Composting using a combination 2:1 ratio of carbons and nitrogen’s. Most websites will simplify by calling them browns and greens because most carbons are brown and most nitrogen’s are green. Examples of carbons include leaves, branches, sometimes hay, sawdust etc. Examples of nitrogen include: manure, fresh grass clippings, urine(technically nitrates), and vegetable scraps. Other compostable items include paper products (carbon), coffee grounds, egg shells but not yolks, avocado skins but not avocado, and seeds of any kind.
Keep in mind you can compost human and carnivore manure but you can’t eat the plant products as carnivore and omnivore manure contains harmful bacteria if consumed. So you should have herbivore manure separate from carnivore/omnivore.
There are a number of different methods for composting: you can compost in open piles, bins/cans, bury them in pits or create custom systems. Keep in mind location of the composting is important to avoid a number of health hazards: in the city bin composting is used to prevent attracting insects or stinking up the area but it takes ~6 months to process unless you just take your composting to a local landfill, pit/buried composting is quick and easy if you have the land but ensure you are not contaminating underground water sources and it takes about 6 months as well, and finally pile composting which is by far the most efficient you’ll want far from dwellings because it attracts a lot of flies but if well managed can be composted in as little as 2 weeks and redistributed.
Pest management is important when composting. When the composting process is complete the soil will have a nice earthly crumble, a brown dirt coloring depending on materials and not smell. The smell indicates improper break down of materials or excess nitrogen which you fix with turning and watering the pile or using compost tea and adding carbons respectively. Until the composting process is complete you will attract a lot of insects and a few animals. Not all insects are bad. You will want Red Wigglers, Earthworms, Soldier flies, Scarabs/dung beetles, some species of ants and butterflies (yes butterflies eat poop). You don't want horseflies, houseflies, gnats, fruit flies or fungus gnats. You can use a small pinch of commercial grade house fly poison which attracts male flies using hormones and kills them within a minute of consumption. The drawback is it only works on males and nobody wants a bunch of poison on their lawn. Distancing from your common areas helps and the insects will be drawn away to feed on the pile and leave you alone for the most part and animals that eat insects will be drawn there thus eliminating your bug problem and requires no effort. Glue traps work the best for gnats and flies and don't really require baiting if you place them strategically in areas they congregate or by sources of light or food which they are naturally drawn to. And finally you can design traps where they enter through a funnel and can't find the way out. I am using a home designed trap and its successful, but not perfect as the rabbits provide adequate fecal matter to distract them even shortly after cleaning. Next week I am testing an introduction of spiny spiders which are harmless to the rabbits, naturally occurring in Florida and natural predators to the insects in order to employ a more active method of ridding myself of the fruit flies and gnats rather than the passive trapping and poisoning methods.

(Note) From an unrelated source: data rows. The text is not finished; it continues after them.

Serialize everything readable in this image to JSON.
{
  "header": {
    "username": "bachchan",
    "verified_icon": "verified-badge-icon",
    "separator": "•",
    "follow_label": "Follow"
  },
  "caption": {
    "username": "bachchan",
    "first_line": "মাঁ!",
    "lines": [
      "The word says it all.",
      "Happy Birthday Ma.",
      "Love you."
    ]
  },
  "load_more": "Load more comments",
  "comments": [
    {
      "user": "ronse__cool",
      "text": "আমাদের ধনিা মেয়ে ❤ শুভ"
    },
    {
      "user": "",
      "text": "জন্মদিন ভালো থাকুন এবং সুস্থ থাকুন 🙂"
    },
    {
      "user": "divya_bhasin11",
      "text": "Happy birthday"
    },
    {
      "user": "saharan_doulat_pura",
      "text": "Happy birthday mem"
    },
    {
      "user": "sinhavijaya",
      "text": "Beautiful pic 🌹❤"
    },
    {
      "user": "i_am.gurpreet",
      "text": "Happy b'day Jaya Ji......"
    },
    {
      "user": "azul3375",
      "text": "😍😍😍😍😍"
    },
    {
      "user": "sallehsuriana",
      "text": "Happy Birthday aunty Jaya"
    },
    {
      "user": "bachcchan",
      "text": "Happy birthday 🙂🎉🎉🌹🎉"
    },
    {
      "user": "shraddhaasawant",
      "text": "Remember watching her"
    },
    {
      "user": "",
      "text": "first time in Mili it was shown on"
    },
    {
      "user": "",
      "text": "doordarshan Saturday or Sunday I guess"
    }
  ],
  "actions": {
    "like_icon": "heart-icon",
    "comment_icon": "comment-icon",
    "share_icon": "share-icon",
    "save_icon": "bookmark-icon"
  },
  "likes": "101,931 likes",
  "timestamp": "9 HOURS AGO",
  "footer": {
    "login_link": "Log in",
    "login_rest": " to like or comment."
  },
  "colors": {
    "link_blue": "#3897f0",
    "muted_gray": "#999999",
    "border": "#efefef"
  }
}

Composting is not meant to replace fill dirt or top soil. Top soil is made from composting as well as adding in organic material such as leaves and lawn clippings and branches as well as minerals which may have been depleted or used by plant life in the soil or the animals that produced the waste. You will also need to do an acidity test to determine the soil's Ph levels and make sure it is balanced and adjust as needed. By reintroducing these missing components you can make topsoil.

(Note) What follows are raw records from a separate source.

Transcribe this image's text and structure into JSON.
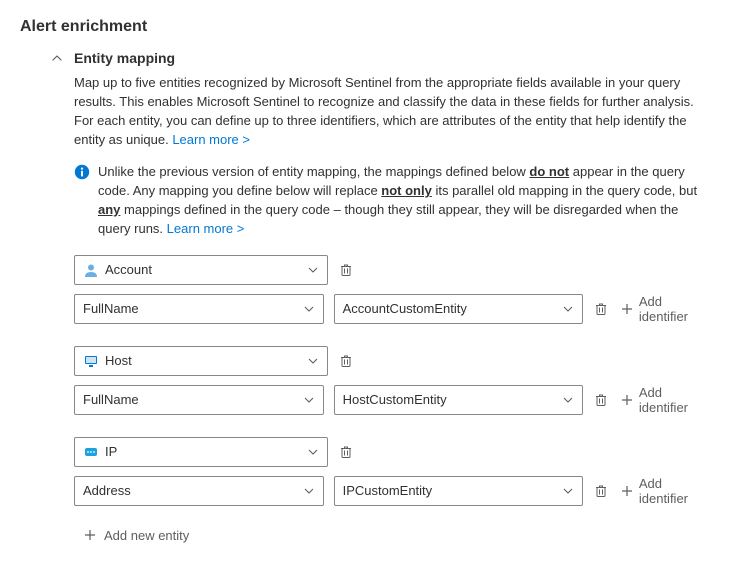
{
  "header": {
    "title": "Alert enrichment",
    "section_title": "Entity mapping"
  },
  "description": {
    "para1": "Map up to five entities recognized by Microsoft Sentinel from the appropriate fields available in your query results. This enables Microsoft Sentinel to recognize and classify the data in these fields for further analysis.",
    "para2": "For each entity, you can define up to three identifiers, which are attributes of the entity that help identify the entity as unique.",
    "learn_more": "Learn more >"
  },
  "info": {
    "pre1": "Unlike the previous version of entity mapping, the mappings defined below ",
    "em1": "do not",
    "mid1": " appear in the query code. Any mapping you define below will replace ",
    "em2": "not only",
    "mid2": " its parallel old mapping in the query code, but ",
    "em3": "any",
    "post": " mappings defined in the query code – though they still appear, they will be disregarded when the query runs.",
    "learn_more": "Learn more >"
  },
  "entities": [
    {
      "type": "Account",
      "identifier": "FullName",
      "target": "AccountCustomEntity"
    },
    {
      "type": "Host",
      "identifier": "FullName",
      "target": "HostCustomEntity"
    },
    {
      "type": "IP",
      "identifier": "Address",
      "target": "IPCustomEntity"
    }
  ],
  "buttons": {
    "add_identifier": "Add identifier",
    "add_entity": "Add new entity"
  },
  "colors": {
    "link": "#0078d4",
    "border": "#8a8886",
    "text": "#323130",
    "muted": "#605e5c"
  }
}
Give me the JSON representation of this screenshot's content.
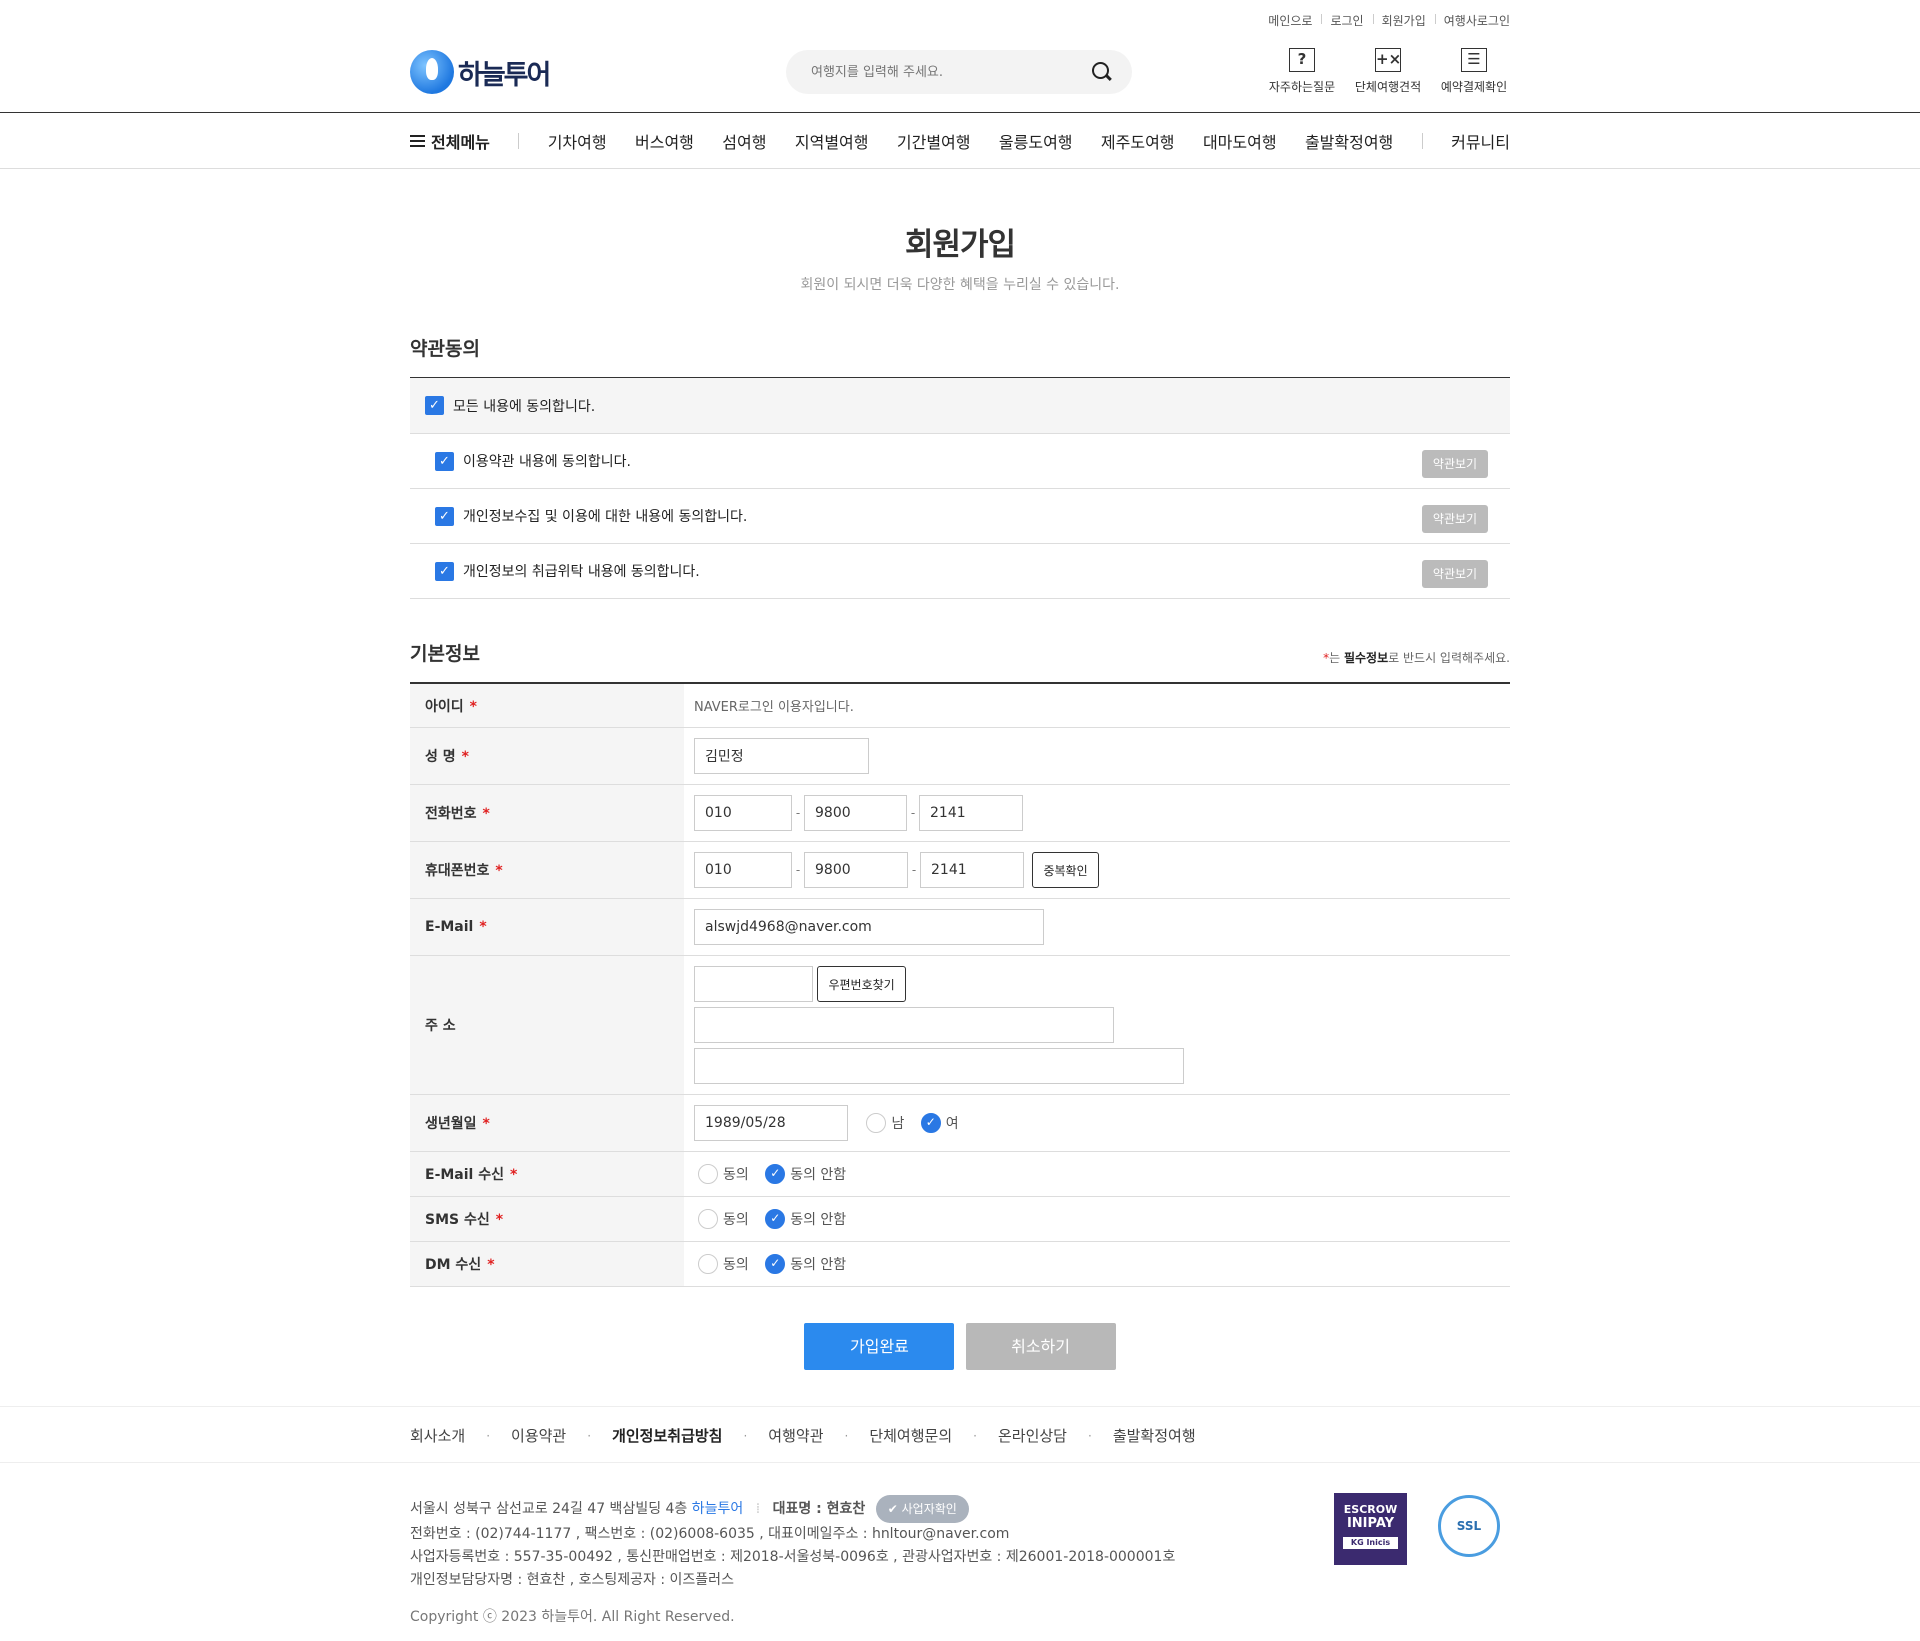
{
  "header": {
    "top_links": [
      "메인으로",
      "로그인",
      "회원가입",
      "여행사로그인"
    ],
    "logo_text": "하늘투어",
    "search_placeholder": "여행지를 입력해 주세요.",
    "quick": [
      {
        "icon": "question-icon",
        "glyph": "?",
        "label": "자주하는질문"
      },
      {
        "icon": "calculator-icon",
        "glyph": "+×",
        "label": "단체여행견적"
      },
      {
        "icon": "monitor-icon",
        "glyph": "☰",
        "label": "예약결제확인"
      }
    ]
  },
  "gnb": {
    "all_menu": "전체메뉴",
    "items": [
      "기차여행",
      "버스여행",
      "섬여행",
      "지역별여행",
      "기간별여행",
      "울릉도여행",
      "제주도여행",
      "대마도여행",
      "출발확정여행",
      "커뮤니티"
    ]
  },
  "page": {
    "title": "회원가입",
    "subtitle": "회원이 되시면 더욱 다양한 혜택을 누리실 수 있습니다."
  },
  "terms": {
    "heading": "약관동의",
    "all": "모든 내용에 동의합니다.",
    "items": [
      {
        "label": "이용약관 내용에 동의합니다.",
        "button": "약관보기"
      },
      {
        "label": "개인정보수집 및 이용에 대한 내용에 동의합니다.",
        "button": "약관보기"
      },
      {
        "label": "개인정보의 취급위탁 내용에 동의합니다.",
        "button": "약관보기"
      }
    ]
  },
  "basic": {
    "heading": "기본정보",
    "note_prefix": "는 ",
    "note_bold": "필수정보",
    "note_suffix": "로 반드시 입력해주세요.",
    "id_label": "아이디",
    "id_value": "NAVER로그인 이용자입니다.",
    "name_label": "성 명",
    "name_value": "김민정",
    "phone_label": "전화번호",
    "phone": [
      "010",
      "9800",
      "2141"
    ],
    "mobile_label": "휴대폰번호",
    "mobile": [
      "010",
      "9800",
      "2141"
    ],
    "dup_button": "중복확인",
    "email_label": "E-Mail",
    "email_value": "alswjd4968@naver.com",
    "address_label": "주 소",
    "zip_button": "우편번호찾기",
    "birth_label": "생년월일",
    "birth_value": "1989/05/28",
    "male": "남",
    "female": "여",
    "email_recv_label": "E-Mail 수신",
    "sms_recv_label": "SMS 수신",
    "dm_recv_label": "DM 수신",
    "agree": "동의",
    "disagree": "동의 안함"
  },
  "actions": {
    "submit": "가입완료",
    "cancel": "취소하기"
  },
  "footer": {
    "nav": [
      "회사소개",
      "이용약관",
      "개인정보취급방침",
      "여행약관",
      "단체여행문의",
      "온라인상담",
      "출발확정여행"
    ],
    "address_prefix": "서울시 성북구 삼선교로 24길 47 백삼빌딩 4층",
    "company": "하늘투어",
    "ceo": "대표명 : 현효찬",
    "biz_badge": "사업자확인",
    "line2": "전화번호 : (02)744-1177 , 팩스번호 : (02)6008-6035 , 대표이메일주소 : hnltour@naver.com",
    "line3": "사업자등록번호 : 557-35-00492 , 통신판매업번호 : 제2018-서울성북-0096호 , 관광사업자번호 : 제26001-2018-000001호",
    "line4": "개인정보담당자명 : 현효찬 , 호스팅제공자 : 이즈플러스",
    "copyright": "Copyright ⓒ 2023 하늘투어. All Right Reserved.",
    "escrow_l1": "ESCROW",
    "escrow_l2": "INIPAY",
    "escrow_l3": "KG Inicis",
    "ssl": "SSL"
  },
  "colors": {
    "accent": "#2b8aee",
    "check": "#2a78e4",
    "required": "#e02020"
  }
}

Using a combination of top soil and composting you can create an ideal soil setting for growing any number of species. You can amend your soil type, grow plants from different regions, grow indoors or outdoors or just maintain a balance within the ecosystem you inhabit. For example since we have been composting we produce 80% less waste to landfills, we are amending our sandy loam soil type and growing fruit and vegetables for our consumption and rabbit consumption. Some heat sensitive species are grown indoors such as cilantro and heat tolerant species are grown outdoors such as Basil and some will require a greenhouse such as the Avocado trees during freezing temperatures.
I know this sounds like a lot of information, but its really just a small daily life adjustment. Participating in composting will bring you a sense of fulfillment and if enough individuals make the transition you can have a profound impact on your local environment. This not only benefits your self sustainability, but your community. I highly recommend putting in a little time to make the change. I hope this helps.